# What to do
Without the images, print every line of the material below exactly as given.

# Provided entries
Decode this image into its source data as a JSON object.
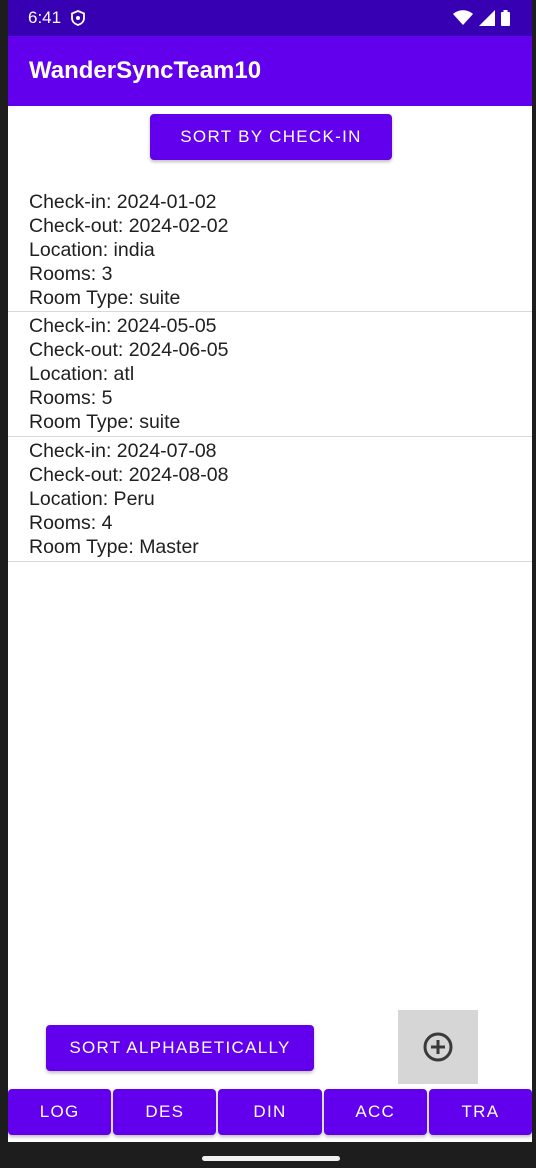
{
  "status_bar": {
    "time": "6:41"
  },
  "app_bar": {
    "title": "WanderSyncTeam10"
  },
  "sort_checkin_label": "SORT BY CHECK-IN",
  "reservations": [
    {
      "checkin": "Check-in: 2024-01-02",
      "checkout": "Check-out: 2024-02-02",
      "location": "Location: india",
      "rooms": "Rooms: 3",
      "room_type": "Room Type: suite"
    },
    {
      "checkin": "Check-in: 2024-05-05",
      "checkout": "Check-out: 2024-06-05",
      "location": "Location: atl",
      "rooms": "Rooms: 5",
      "room_type": "Room Type: suite"
    },
    {
      "checkin": "Check-in: 2024-07-08",
      "checkout": "Check-out: 2024-08-08",
      "location": "Location: Peru",
      "rooms": "Rooms: 4",
      "room_type": "Room Type: Master"
    }
  ],
  "sort_alpha_label": "SORT ALPHABETICALLY",
  "fab": {
    "icon": "add-circle-icon"
  },
  "nav": {
    "log": "LOG",
    "des": "DES",
    "din": "DIN",
    "acc": "ACC",
    "tra": "TRA"
  },
  "colors": {
    "primary": "#6200ee",
    "status_bar": "#3700b3"
  }
}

# Expected output
Decode this image into its source data as a JSON object.
{
  "status_bar": {
    "time": "6:41"
  },
  "app_bar": {
    "title": "WanderSyncTeam10"
  },
  "sort_checkin_label": "SORT BY CHECK-IN",
  "reservations": [
    {
      "checkin": "Check-in: 2024-01-02",
      "checkout": "Check-out: 2024-02-02",
      "location": "Location: india",
      "rooms": "Rooms: 3",
      "room_type": "Room Type: suite"
    },
    {
      "checkin": "Check-in: 2024-05-05",
      "checkout": "Check-out: 2024-06-05",
      "location": "Location: atl",
      "rooms": "Rooms: 5",
      "room_type": "Room Type: suite"
    },
    {
      "checkin": "Check-in: 2024-07-08",
      "checkout": "Check-out: 2024-08-08",
      "location": "Location: Peru",
      "rooms": "Rooms: 4",
      "room_type": "Room Type: Master"
    }
  ],
  "sort_alpha_label": "SORT ALPHABETICALLY",
  "fab": {
    "icon": "add-circle-icon"
  },
  "nav": {
    "log": "LOG",
    "des": "DES",
    "din": "DIN",
    "acc": "ACC",
    "tra": "TRA"
  },
  "colors": {
    "primary": "#6200ee",
    "status_bar": "#3700b3"
  }
}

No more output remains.